• **Your task**: Which lines hold the word "Phone"? Copy each of them from the material.

• **Supplied data**:
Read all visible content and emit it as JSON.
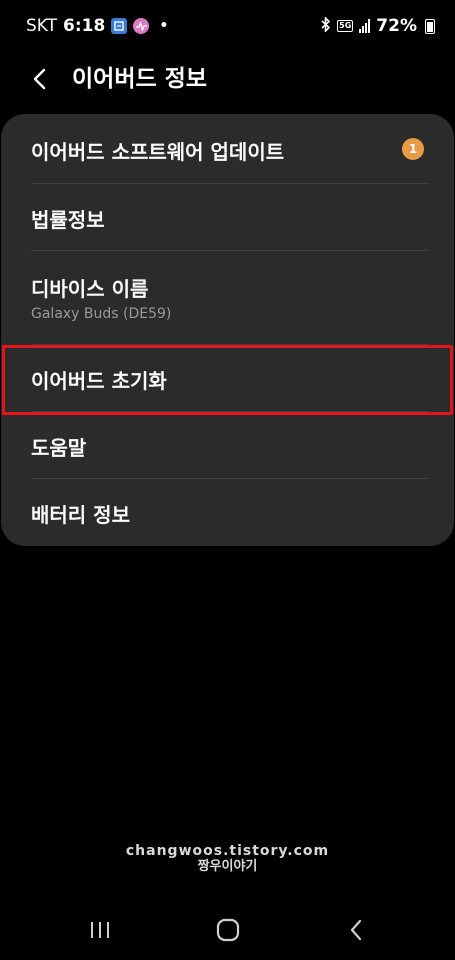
{
  "status_bar": {
    "carrier": "SKT",
    "time": "6:18",
    "battery": "72%",
    "network": "5G",
    "icons": [
      "notification-app-icon",
      "notification-health-icon",
      "more-notifications-dot",
      "bluetooth-icon",
      "5g-icon",
      "signal-icon",
      "battery-icon"
    ]
  },
  "app_bar": {
    "title": "이어버드 정보",
    "back_icon": "chevron-left-icon"
  },
  "menu": {
    "items": [
      {
        "label": "이어버드 소프트웨어 업데이트",
        "badge": "1"
      },
      {
        "label": "법률정보"
      },
      {
        "label": "디바이스 이름",
        "subtitle": "Galaxy Buds (DE59)"
      },
      {
        "label": "이어버드 초기화"
      },
      {
        "label": "도움말"
      },
      {
        "label": "배터리 정보"
      }
    ]
  },
  "watermark": {
    "url": "changwoos.tistory.com",
    "name": "짱우이야기"
  },
  "nav_bar": {
    "icons": [
      "recents-icon",
      "home-icon",
      "back-icon"
    ]
  },
  "colors": {
    "background": "#000000",
    "card": "#2b2b2b",
    "badge": "#e89b47",
    "highlight": "#e5141b",
    "subtitle": "#9a9a9a"
  }
}
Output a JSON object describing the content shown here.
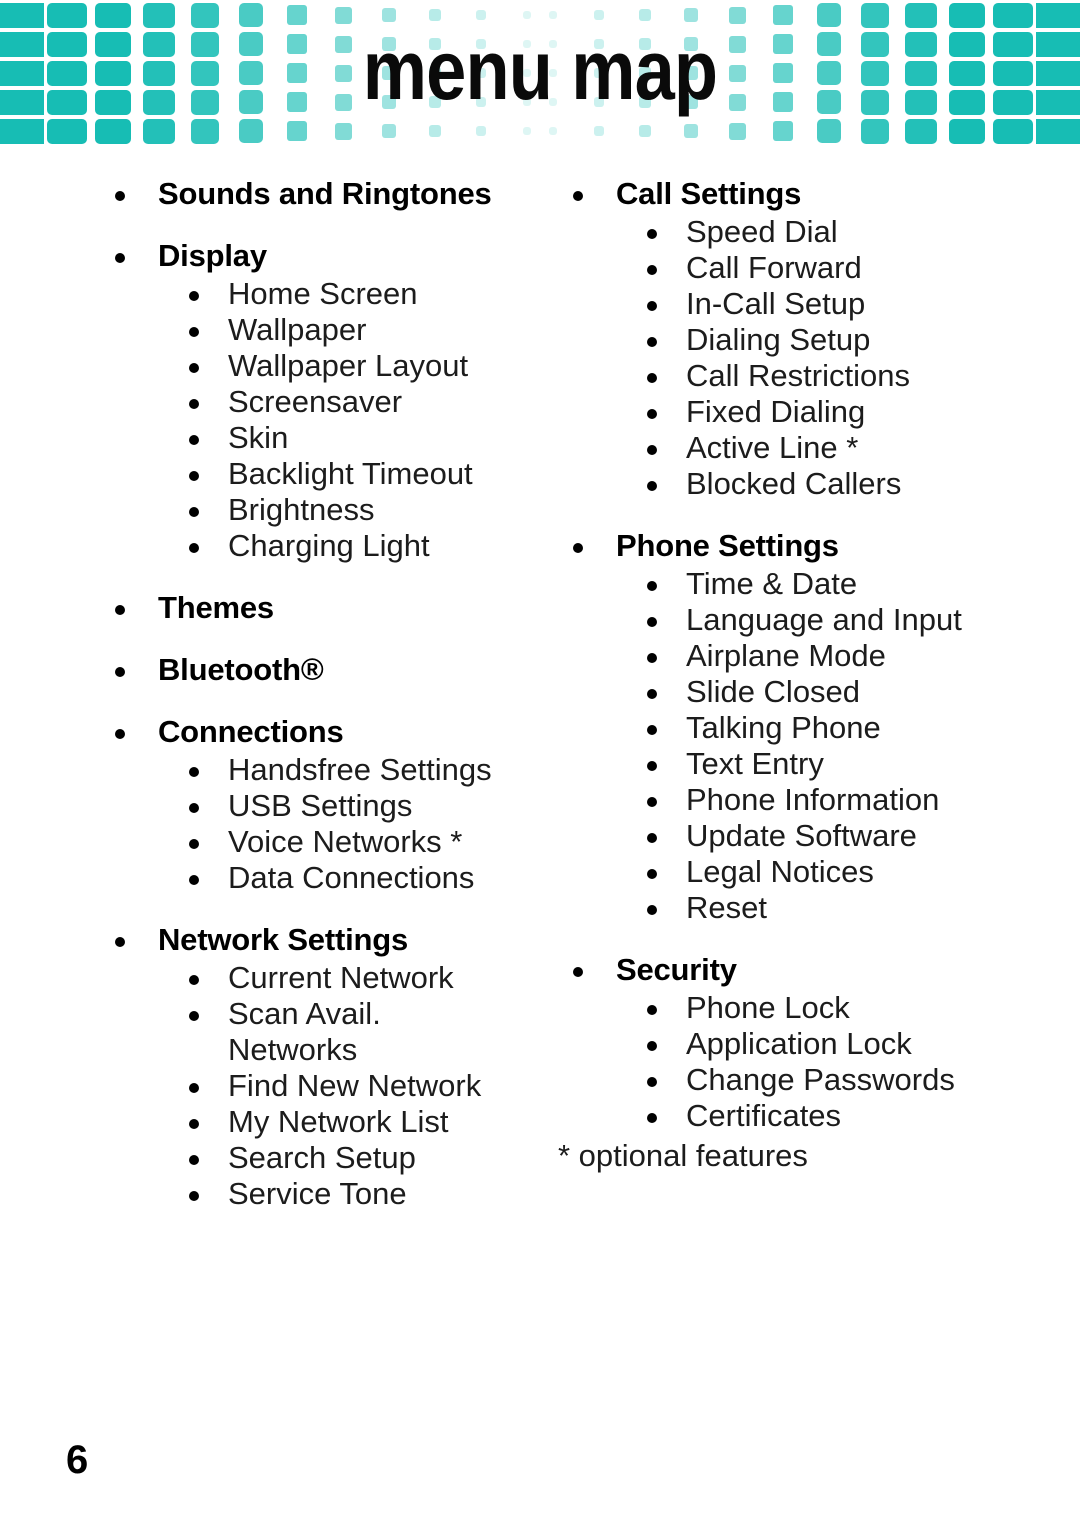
{
  "header": {
    "title": "menu map",
    "accent_color": "#17bdb4",
    "pattern_rows": 5,
    "pattern_columns": 11
  },
  "page_number": "6",
  "footnote": "* optional features",
  "columns": {
    "left": [
      {
        "label": "Sounds and Ringtones",
        "items": []
      },
      {
        "label": "Display",
        "items": [
          "Home Screen",
          "Wallpaper",
          "Wallpaper Layout",
          "Screensaver",
          "Skin",
          "Backlight Timeout",
          "Brightness",
          "Charging Light"
        ]
      },
      {
        "label": "Themes",
        "items": []
      },
      {
        "label": "Bluetooth®",
        "items": []
      },
      {
        "label": "Connections",
        "items": [
          "Handsfree Settings",
          "USB Settings",
          "Voice Networks *",
          "Data Connections"
        ]
      },
      {
        "label": "Network Settings",
        "items": [
          "Current Network",
          "Scan Avail.",
          "Networks",
          "Find New Network",
          "My Network List",
          "Search Setup",
          "Service Tone"
        ]
      }
    ],
    "right": [
      {
        "label": "Call Settings",
        "items": [
          "Speed Dial",
          "Call Forward",
          "In-Call Setup",
          "Dialing Setup",
          "Call Restrictions",
          "Fixed Dialing",
          "Active Line *",
          "Blocked Callers"
        ]
      },
      {
        "label": "Phone Settings",
        "items": [
          "Time & Date",
          "Language and Input",
          "Airplane Mode",
          "Slide Closed",
          "Talking Phone",
          "Text Entry",
          "Phone Information",
          "Update Software",
          "Legal Notices",
          "Reset"
        ]
      },
      {
        "label": "Security",
        "items": [
          "Phone Lock",
          "Application Lock",
          "Change Passwords",
          "Certificates"
        ]
      }
    ]
  }
}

• **Finished task**:
        "label": "Phone Settings",
          "Talking Phone",
          "Phone Information",
          "Phone Lock",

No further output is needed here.